(Records from a data source)
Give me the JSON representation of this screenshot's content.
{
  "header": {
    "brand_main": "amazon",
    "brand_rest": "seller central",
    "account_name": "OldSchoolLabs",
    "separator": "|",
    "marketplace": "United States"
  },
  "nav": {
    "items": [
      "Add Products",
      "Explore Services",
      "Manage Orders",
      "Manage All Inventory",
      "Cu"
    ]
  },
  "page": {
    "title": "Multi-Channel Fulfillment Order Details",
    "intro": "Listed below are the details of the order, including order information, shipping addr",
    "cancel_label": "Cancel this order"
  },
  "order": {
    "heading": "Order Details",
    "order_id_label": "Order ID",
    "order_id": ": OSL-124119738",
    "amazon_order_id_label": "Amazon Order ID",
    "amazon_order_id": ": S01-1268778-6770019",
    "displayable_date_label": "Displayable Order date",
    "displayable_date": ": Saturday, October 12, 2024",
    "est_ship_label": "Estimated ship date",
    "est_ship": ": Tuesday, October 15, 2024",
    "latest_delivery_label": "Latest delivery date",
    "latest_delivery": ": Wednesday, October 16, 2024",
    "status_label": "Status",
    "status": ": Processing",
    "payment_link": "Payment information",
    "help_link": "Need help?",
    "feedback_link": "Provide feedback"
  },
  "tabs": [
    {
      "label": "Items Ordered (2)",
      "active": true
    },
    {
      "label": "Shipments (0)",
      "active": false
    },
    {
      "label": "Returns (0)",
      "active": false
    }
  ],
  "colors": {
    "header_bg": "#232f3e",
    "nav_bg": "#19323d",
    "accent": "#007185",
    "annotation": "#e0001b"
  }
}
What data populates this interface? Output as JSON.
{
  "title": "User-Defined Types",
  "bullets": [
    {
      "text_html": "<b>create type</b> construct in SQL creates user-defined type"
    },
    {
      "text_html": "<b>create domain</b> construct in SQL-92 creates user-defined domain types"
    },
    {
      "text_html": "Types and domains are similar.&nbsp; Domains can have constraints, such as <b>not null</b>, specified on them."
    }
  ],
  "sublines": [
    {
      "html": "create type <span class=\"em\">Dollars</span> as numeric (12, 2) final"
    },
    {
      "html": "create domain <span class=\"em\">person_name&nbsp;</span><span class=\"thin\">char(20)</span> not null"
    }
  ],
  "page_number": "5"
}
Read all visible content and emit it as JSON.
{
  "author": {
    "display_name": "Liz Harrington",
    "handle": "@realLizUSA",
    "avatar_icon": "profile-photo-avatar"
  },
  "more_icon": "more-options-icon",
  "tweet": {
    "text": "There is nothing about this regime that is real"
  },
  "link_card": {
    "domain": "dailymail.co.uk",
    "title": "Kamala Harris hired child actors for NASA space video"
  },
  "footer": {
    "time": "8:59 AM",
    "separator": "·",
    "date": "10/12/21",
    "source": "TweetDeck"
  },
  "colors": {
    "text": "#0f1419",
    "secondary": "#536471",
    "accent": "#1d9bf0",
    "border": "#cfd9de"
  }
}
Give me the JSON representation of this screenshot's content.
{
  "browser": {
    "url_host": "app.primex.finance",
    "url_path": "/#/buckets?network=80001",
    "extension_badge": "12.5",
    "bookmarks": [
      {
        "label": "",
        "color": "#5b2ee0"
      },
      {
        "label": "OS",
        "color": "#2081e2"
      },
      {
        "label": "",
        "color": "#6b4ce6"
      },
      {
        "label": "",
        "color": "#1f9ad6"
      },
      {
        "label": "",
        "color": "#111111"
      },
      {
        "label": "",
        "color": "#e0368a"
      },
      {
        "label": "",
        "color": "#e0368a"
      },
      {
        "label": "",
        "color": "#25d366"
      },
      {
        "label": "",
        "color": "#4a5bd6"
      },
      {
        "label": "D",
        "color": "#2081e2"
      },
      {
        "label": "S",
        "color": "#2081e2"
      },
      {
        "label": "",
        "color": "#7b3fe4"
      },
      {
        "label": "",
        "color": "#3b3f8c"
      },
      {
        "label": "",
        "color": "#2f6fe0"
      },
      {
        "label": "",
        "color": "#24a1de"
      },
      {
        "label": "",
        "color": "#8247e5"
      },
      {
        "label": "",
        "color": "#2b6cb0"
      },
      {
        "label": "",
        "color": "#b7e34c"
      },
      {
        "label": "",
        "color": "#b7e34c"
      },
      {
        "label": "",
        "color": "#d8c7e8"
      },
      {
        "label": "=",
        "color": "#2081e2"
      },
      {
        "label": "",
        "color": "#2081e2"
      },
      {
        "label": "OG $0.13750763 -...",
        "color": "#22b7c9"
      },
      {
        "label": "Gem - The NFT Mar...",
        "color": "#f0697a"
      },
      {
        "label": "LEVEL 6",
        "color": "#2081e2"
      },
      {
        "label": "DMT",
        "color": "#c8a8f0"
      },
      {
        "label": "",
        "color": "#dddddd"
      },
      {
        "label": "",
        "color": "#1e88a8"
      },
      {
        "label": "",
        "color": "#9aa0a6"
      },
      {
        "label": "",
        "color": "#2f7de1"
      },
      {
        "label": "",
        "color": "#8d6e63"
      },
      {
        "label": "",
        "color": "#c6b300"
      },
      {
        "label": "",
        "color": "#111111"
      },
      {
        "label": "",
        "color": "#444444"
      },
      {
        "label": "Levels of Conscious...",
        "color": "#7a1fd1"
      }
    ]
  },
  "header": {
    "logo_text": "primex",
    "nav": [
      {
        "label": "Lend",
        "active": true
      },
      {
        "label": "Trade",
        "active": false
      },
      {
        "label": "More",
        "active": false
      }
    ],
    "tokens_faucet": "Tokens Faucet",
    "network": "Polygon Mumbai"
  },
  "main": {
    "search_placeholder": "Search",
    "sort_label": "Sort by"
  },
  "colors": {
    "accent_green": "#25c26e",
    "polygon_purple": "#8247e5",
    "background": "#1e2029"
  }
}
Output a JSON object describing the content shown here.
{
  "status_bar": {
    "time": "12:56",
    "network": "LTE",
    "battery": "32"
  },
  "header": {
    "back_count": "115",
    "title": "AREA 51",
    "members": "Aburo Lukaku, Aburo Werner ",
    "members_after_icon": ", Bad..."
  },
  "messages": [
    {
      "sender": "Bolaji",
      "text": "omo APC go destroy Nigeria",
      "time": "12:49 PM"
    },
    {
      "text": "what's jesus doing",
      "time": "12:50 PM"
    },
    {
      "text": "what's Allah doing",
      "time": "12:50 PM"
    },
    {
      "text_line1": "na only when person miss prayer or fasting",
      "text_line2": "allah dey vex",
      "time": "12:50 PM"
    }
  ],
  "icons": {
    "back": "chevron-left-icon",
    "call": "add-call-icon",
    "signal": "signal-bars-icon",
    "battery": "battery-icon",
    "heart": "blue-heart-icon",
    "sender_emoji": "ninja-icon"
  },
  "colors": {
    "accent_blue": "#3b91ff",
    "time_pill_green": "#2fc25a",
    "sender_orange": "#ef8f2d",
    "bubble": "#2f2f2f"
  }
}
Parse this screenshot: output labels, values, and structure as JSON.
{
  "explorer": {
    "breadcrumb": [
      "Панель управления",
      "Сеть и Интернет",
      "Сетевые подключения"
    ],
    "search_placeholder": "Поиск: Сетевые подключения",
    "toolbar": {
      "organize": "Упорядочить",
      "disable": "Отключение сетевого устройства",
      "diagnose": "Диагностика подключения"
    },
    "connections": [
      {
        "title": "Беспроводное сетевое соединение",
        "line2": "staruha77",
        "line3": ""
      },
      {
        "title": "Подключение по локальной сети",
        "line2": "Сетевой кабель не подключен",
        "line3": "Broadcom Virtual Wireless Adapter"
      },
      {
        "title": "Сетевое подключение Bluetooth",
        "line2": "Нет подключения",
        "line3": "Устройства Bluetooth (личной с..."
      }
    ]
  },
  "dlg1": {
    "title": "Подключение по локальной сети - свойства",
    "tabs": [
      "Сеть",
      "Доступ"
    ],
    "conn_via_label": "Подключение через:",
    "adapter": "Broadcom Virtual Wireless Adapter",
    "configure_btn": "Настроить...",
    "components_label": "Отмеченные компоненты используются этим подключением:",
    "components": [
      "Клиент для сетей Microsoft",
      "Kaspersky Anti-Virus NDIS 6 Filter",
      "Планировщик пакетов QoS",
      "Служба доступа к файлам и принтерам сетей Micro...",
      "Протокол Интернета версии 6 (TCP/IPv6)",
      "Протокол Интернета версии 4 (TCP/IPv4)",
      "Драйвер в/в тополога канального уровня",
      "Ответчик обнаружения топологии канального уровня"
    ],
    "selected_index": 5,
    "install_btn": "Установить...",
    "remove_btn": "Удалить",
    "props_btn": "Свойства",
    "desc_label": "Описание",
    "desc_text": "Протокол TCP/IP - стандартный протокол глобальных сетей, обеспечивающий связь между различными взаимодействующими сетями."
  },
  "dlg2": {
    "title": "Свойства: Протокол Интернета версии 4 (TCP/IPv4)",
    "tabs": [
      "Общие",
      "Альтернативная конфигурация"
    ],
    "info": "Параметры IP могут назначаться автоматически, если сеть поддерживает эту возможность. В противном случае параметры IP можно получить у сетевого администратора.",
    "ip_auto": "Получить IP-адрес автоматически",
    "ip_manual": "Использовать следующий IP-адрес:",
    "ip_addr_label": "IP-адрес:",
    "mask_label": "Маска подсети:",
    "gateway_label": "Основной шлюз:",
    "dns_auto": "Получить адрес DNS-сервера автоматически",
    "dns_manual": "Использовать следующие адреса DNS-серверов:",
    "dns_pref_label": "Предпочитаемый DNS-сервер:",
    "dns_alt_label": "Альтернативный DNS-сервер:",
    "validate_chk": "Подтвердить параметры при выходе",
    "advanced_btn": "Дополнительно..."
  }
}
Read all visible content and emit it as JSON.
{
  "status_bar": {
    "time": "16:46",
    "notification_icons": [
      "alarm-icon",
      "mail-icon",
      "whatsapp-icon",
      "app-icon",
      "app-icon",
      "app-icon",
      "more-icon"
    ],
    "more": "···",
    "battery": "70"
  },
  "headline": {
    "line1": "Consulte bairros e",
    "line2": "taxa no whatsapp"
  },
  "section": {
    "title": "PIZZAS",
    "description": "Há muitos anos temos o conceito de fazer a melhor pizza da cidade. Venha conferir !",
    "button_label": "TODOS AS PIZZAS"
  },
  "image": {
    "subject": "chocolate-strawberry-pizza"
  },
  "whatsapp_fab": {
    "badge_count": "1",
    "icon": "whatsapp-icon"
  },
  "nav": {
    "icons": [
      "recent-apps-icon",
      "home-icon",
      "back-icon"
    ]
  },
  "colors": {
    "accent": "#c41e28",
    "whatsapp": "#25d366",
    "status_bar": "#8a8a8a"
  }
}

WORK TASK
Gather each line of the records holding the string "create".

TASK OUTPUT
      "text_html": "<b>create type</b> construct in SQL creates user-defined type"
      "text_html": "<b>create domain</b> construct in SQL-92 creates user-defined domain types"
      "html": "create type <span class=\"em\">Dollars</span> as numeric (12, 2) final"
      "html": "create domain <span class=\"em\">person_name&nbsp;</span><span class=\"thin\">char(20)</span> not null"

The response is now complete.